What needs to be done: Give back every record exactly.

Records drawn from a dataset:
*** Block opens ***

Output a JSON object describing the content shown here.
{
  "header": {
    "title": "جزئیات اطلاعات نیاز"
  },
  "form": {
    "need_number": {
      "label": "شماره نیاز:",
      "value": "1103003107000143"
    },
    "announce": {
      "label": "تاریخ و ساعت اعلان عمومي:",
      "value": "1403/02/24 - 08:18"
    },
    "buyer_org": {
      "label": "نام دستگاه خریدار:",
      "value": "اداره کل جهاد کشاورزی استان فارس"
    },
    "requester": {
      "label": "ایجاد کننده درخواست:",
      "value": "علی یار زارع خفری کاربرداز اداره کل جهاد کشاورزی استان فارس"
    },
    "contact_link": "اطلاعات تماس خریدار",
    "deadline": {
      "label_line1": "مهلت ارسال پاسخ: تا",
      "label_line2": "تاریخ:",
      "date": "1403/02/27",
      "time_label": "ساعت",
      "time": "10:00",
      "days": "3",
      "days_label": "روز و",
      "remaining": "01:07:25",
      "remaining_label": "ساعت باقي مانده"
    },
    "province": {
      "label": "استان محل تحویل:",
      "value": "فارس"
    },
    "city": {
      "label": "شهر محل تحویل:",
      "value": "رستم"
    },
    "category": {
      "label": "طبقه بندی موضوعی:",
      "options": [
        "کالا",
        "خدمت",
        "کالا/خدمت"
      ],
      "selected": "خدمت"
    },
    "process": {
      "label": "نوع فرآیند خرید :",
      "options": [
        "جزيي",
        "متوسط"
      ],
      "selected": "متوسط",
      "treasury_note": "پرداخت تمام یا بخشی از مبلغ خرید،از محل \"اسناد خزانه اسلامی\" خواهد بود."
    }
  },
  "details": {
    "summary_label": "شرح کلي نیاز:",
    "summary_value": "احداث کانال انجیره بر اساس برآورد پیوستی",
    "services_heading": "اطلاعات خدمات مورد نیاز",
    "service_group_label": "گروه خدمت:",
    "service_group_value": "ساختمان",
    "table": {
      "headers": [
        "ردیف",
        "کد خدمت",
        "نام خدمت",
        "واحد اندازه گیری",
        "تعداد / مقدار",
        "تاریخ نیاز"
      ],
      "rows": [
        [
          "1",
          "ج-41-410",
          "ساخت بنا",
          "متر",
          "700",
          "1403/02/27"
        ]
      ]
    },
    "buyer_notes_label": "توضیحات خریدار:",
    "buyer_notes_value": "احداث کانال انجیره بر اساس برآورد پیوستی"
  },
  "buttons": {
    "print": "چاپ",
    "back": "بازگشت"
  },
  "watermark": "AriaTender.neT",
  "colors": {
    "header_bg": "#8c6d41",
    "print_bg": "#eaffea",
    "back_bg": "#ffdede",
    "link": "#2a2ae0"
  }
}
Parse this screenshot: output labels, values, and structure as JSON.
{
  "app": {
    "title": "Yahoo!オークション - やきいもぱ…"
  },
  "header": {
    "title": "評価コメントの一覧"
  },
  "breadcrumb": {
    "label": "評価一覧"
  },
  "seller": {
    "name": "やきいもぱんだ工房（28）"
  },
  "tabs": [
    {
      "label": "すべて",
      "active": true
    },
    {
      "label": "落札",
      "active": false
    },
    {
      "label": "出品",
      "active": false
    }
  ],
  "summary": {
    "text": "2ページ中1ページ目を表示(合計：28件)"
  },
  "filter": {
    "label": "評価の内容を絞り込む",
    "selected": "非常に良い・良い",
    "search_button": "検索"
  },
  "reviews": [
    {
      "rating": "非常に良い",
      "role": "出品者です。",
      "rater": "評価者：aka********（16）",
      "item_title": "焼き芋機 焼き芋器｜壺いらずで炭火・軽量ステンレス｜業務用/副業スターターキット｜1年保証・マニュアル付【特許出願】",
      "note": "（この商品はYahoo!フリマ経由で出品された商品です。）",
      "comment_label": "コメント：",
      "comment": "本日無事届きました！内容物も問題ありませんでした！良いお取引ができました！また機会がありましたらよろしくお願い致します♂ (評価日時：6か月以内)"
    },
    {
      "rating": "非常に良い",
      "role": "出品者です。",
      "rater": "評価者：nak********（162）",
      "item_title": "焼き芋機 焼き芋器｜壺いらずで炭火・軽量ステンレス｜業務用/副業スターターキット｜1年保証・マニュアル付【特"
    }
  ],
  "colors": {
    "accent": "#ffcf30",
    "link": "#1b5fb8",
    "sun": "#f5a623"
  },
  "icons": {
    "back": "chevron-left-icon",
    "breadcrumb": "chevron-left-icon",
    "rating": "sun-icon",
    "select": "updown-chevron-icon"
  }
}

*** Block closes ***

Answer space:
Output a JSON object describing the content shown here.
{
  "header": {
    "title": "جزئیات اطلاعات نیاز"
  },
  "form": {
    "need_number": {
      "label": "شماره نیاز:",
      "value": "1103003107000143"
    },
    "announce": {
      "label": "تاریخ و ساعت اعلان عمومي:",
      "value": "1403/02/24 - 08:18"
    },
    "buyer_org": {
      "label": "نام دستگاه خریدار:",
      "value": "اداره کل جهاد کشاورزی استان فارس"
    },
    "requester": {
      "label": "ایجاد کننده درخواست:",
      "value": "علی یار زارع خفری کاربرداز اداره کل جهاد کشاورزی استان فارس"
    },
    "contact_link": "اطلاعات تماس خریدار",
    "deadline": {
      "label_line1": "مهلت ارسال پاسخ: تا",
      "label_line2": "تاریخ:",
      "date": "1403/02/27",
      "time_label": "ساعت",
      "time": "10:00",
      "days": "3",
      "days_label": "روز و",
      "remaining": "01:07:25",
      "remaining_label": "ساعت باقي مانده"
    },
    "province": {
      "label": "استان محل تحویل:",
      "value": "فارس"
    },
    "city": {
      "label": "شهر محل تحویل:",
      "value": "رستم"
    },
    "category": {
      "label": "طبقه بندی موضوعی:",
      "options": [
        "کالا",
        "خدمت",
        "کالا/خدمت"
      ],
      "selected": "خدمت"
    },
    "process": {
      "label": "نوع فرآیند خرید :",
      "options": [
        "جزيي",
        "متوسط"
      ],
      "selected": "متوسط",
      "treasury_note": "پرداخت تمام یا بخشی از مبلغ خرید،از محل \"اسناد خزانه اسلامی\" خواهد بود."
    }
  },
  "details": {
    "summary_label": "شرح کلي نیاز:",
    "summary_value": "احداث کانال انجیره بر اساس برآورد پیوستی",
    "services_heading": "اطلاعات خدمات مورد نیاز",
    "service_group_label": "گروه خدمت:",
    "service_group_value": "ساختمان",
    "table": {
      "headers": [
        "ردیف",
        "کد خدمت",
        "نام خدمت",
        "واحد اندازه گیری",
        "تعداد / مقدار",
        "تاریخ نیاز"
      ],
      "rows": [
        [
          "1",
          "ج-41-410",
          "ساخت بنا",
          "متر",
          "700",
          "1403/02/27"
        ]
      ]
    },
    "buyer_notes_label": "توضیحات خریدار:",
    "buyer_notes_value": "احداث کانال انجیره بر اساس برآورد پیوستی"
  },
  "buttons": {
    "print": "چاپ",
    "back": "بازگشت"
  },
  "watermark": "AriaTender.neT",
  "colors": {
    "header_bg": "#8c6d41",
    "print_bg": "#eaffea",
    "back_bg": "#ffdede",
    "link": "#2a2ae0"
  }
}
Parse this screenshot: output labels, values, and structure as JSON.
{
  "app": {
    "title": "Yahoo!オークション - やきいもぱ…"
  },
  "header": {
    "title": "評価コメントの一覧"
  },
  "breadcrumb": {
    "label": "評価一覧"
  },
  "seller": {
    "name": "やきいもぱんだ工房（28）"
  },
  "tabs": [
    {
      "label": "すべて",
      "active": true
    },
    {
      "label": "落札",
      "active": false
    },
    {
      "label": "出品",
      "active": false
    }
  ],
  "summary": {
    "text": "2ページ中1ページ目を表示(合計：28件)"
  },
  "filter": {
    "label": "評価の内容を絞り込む",
    "selected": "非常に良い・良い",
    "search_button": "検索"
  },
  "reviews": [
    {
      "rating": "非常に良い",
      "role": "出品者です。",
      "rater": "評価者：aka********（16）",
      "item_title": "焼き芋機 焼き芋器｜壺いらずで炭火・軽量ステンレス｜業務用/副業スターターキット｜1年保証・マニュアル付【特許出願】",
      "note": "（この商品はYahoo!フリマ経由で出品された商品です。）",
      "comment_label": "コメント：",
      "comment": "本日無事届きました！内容物も問題ありませんでした！良いお取引ができました！また機会がありましたらよろしくお願い致します♂ (評価日時：6か月以内)"
    },
    {
      "rating": "非常に良い",
      "role": "出品者です。",
      "rater": "評価者：nak********（162）",
      "item_title": "焼き芋機 焼き芋器｜壺いらずで炭火・軽量ステンレス｜業務用/副業スターターキット｜1年保証・マニュアル付【特"
    }
  ],
  "colors": {
    "accent": "#ffcf30",
    "link": "#1b5fb8",
    "sun": "#f5a623"
  },
  "icons": {
    "back": "chevron-left-icon",
    "breadcrumb": "chevron-left-icon",
    "rating": "sun-icon",
    "select": "updown-chevron-icon"
  }
}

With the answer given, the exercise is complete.